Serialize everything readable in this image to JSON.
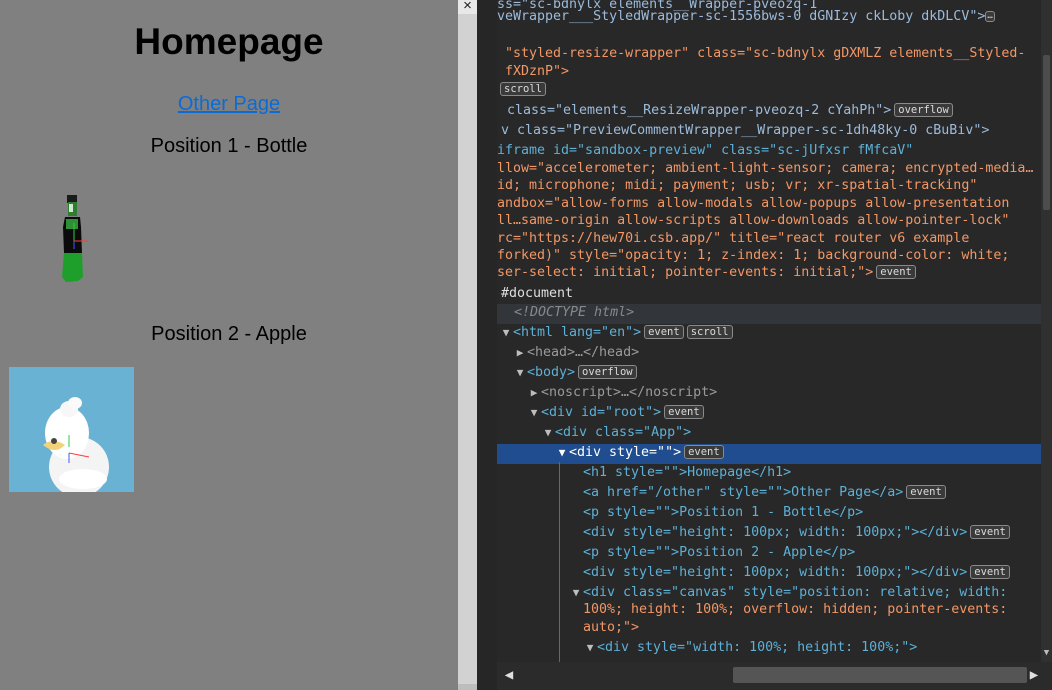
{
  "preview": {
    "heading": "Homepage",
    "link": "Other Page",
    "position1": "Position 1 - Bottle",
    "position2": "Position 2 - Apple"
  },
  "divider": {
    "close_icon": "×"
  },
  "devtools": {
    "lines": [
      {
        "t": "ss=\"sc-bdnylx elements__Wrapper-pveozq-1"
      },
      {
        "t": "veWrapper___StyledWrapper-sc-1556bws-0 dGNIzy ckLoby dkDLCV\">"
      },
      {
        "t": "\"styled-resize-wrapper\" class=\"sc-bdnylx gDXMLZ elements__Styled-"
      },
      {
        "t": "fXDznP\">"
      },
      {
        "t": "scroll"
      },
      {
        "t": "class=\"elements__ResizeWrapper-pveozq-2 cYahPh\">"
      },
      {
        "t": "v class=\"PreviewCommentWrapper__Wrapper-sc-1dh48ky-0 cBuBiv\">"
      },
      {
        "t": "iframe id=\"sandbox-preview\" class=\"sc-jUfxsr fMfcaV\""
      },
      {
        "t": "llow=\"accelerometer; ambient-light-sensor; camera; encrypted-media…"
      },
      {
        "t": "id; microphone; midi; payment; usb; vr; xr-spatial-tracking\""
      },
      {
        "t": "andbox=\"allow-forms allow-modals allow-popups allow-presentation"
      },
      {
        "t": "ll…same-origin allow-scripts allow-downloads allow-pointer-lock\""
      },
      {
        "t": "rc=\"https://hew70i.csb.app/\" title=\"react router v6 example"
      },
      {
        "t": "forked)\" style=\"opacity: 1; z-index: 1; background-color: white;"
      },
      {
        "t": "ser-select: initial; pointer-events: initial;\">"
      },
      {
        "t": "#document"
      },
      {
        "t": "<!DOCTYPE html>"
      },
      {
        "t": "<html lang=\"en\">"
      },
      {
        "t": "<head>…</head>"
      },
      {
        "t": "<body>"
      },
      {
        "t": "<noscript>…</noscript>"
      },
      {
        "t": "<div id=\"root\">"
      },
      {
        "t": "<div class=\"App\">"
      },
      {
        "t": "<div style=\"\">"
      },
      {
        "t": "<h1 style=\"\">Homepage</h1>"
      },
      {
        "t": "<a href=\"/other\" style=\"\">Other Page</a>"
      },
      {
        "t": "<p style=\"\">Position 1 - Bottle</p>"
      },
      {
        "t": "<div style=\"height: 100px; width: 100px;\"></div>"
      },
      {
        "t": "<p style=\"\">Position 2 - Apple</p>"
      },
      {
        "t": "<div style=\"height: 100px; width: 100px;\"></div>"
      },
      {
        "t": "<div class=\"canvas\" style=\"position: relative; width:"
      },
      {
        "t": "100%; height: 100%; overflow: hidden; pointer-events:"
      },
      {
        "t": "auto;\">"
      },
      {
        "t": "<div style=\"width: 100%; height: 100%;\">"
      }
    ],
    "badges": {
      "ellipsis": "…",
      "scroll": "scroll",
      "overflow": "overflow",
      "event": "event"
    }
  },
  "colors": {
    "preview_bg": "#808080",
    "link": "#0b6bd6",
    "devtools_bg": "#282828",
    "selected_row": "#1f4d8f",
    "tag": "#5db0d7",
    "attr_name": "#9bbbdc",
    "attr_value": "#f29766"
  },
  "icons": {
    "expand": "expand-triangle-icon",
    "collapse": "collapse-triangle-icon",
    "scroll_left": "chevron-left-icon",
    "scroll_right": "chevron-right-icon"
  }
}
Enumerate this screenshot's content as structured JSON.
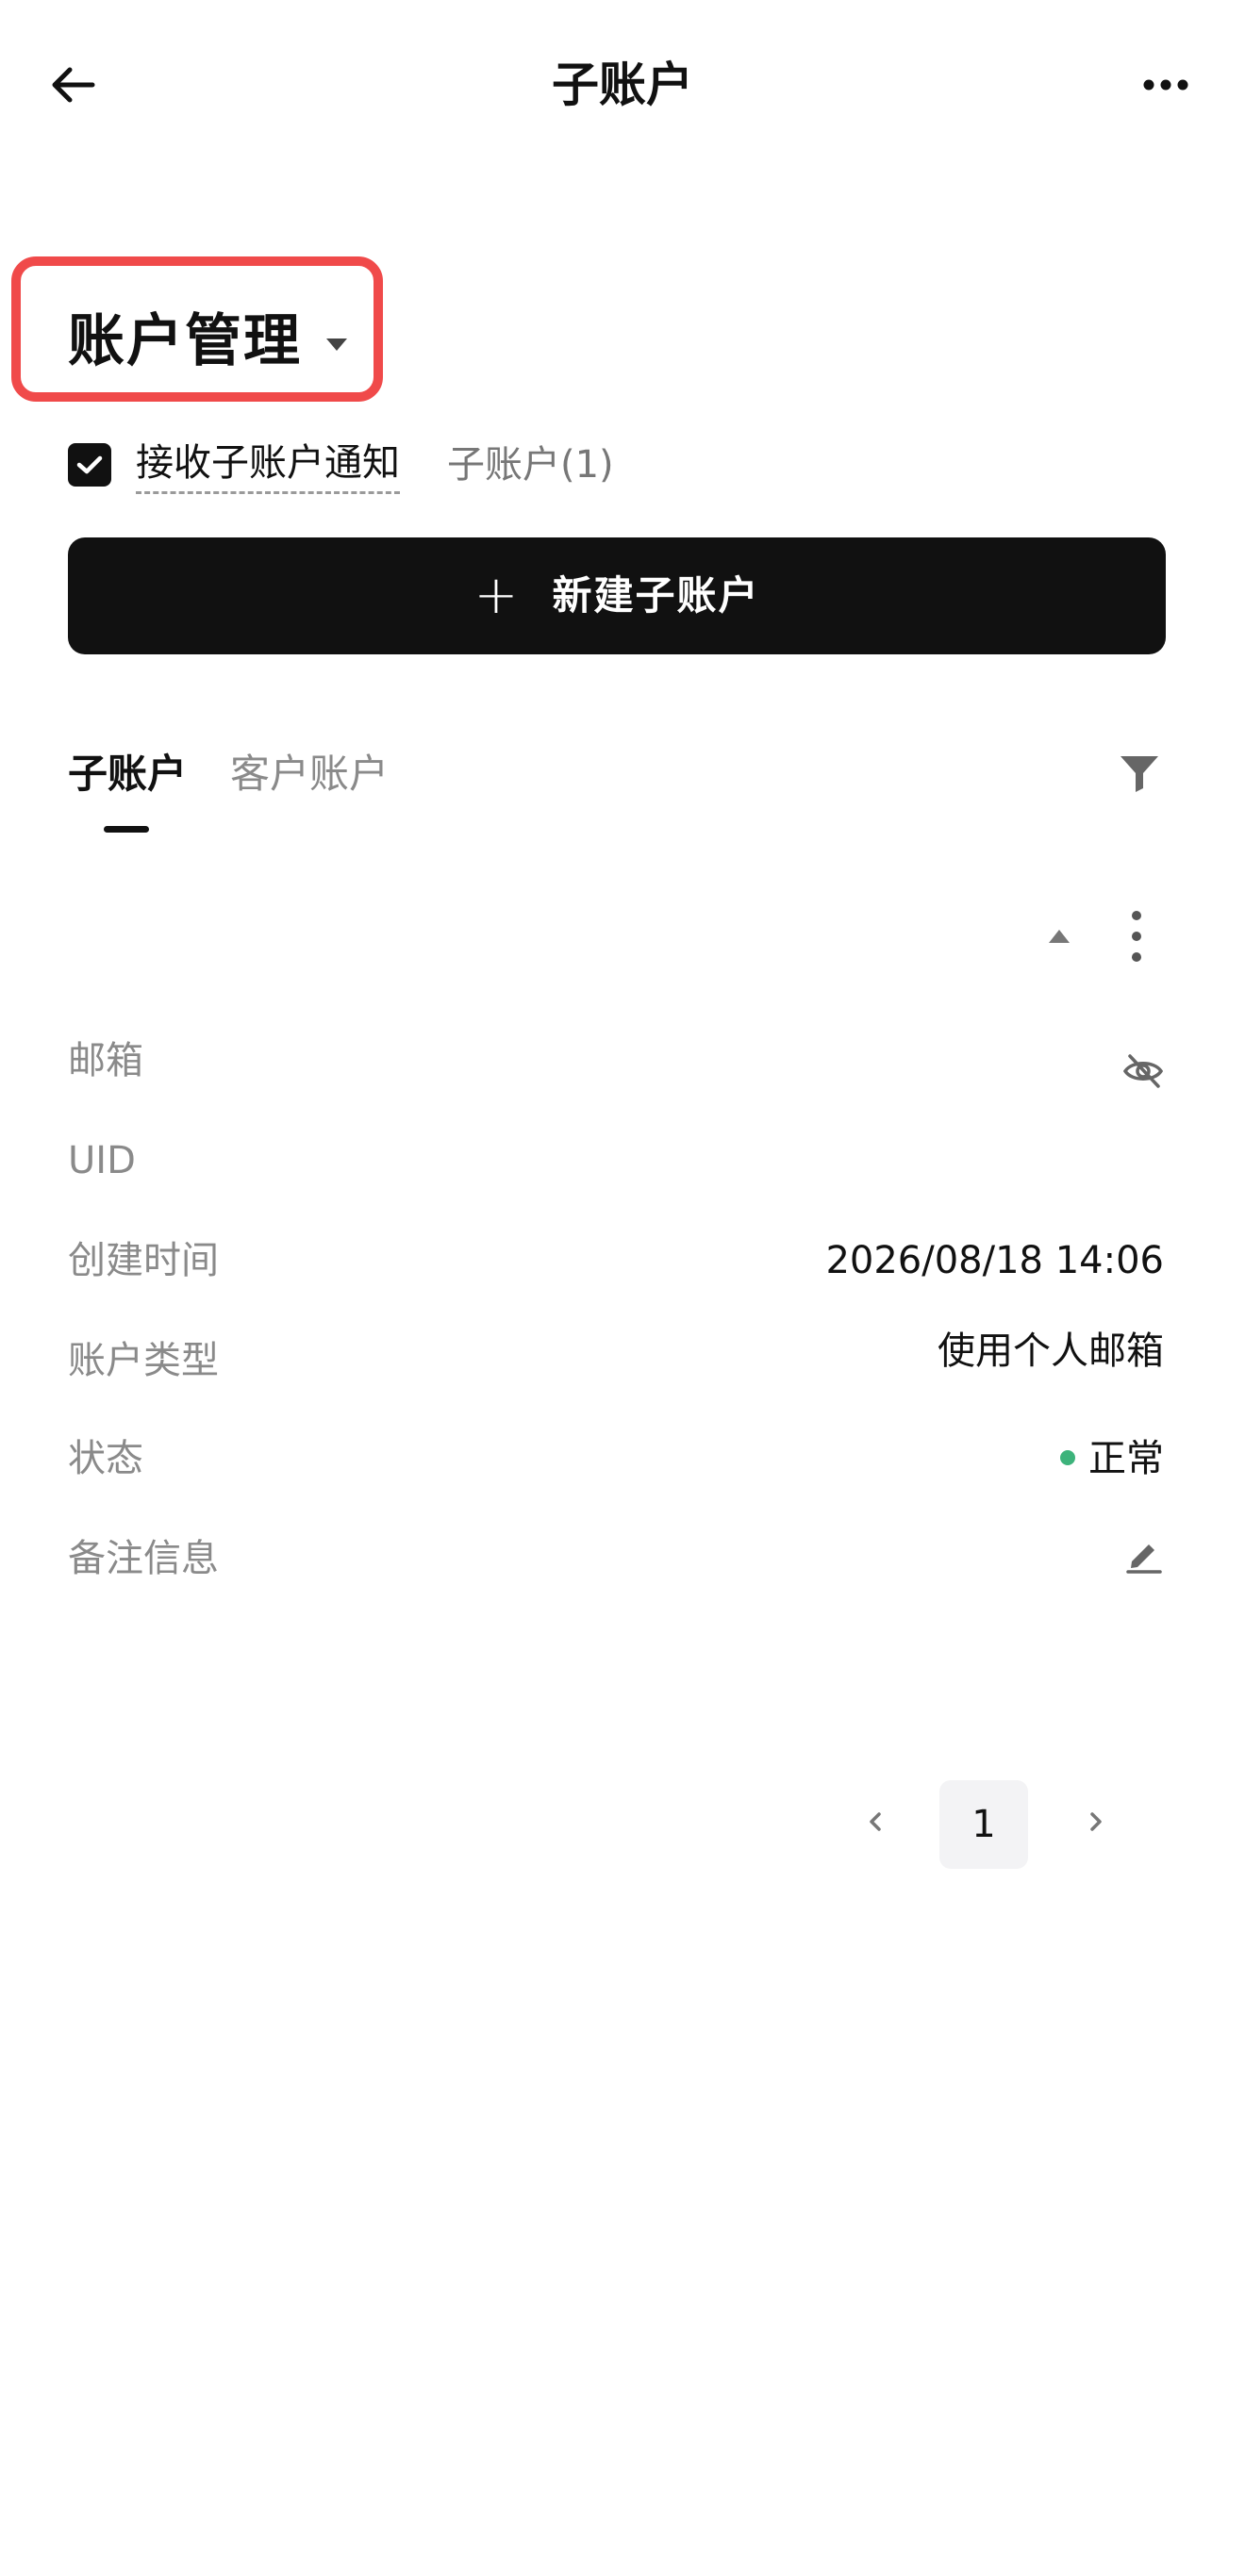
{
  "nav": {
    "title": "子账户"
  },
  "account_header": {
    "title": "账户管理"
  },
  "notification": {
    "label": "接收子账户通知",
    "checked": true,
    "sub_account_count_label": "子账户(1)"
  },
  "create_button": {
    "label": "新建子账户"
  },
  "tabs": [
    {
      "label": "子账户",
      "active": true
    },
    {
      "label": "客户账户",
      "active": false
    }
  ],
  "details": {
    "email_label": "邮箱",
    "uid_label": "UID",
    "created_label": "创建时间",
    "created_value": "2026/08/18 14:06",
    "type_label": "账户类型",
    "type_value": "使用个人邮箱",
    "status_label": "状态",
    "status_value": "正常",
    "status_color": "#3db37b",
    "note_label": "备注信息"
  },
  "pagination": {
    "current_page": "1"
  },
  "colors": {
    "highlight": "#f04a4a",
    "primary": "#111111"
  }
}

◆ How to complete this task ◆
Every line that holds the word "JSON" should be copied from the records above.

◆ Solution ◆
Serialize everything readable in this image to JSON.
Enumerate this screenshot's content as structured JSON.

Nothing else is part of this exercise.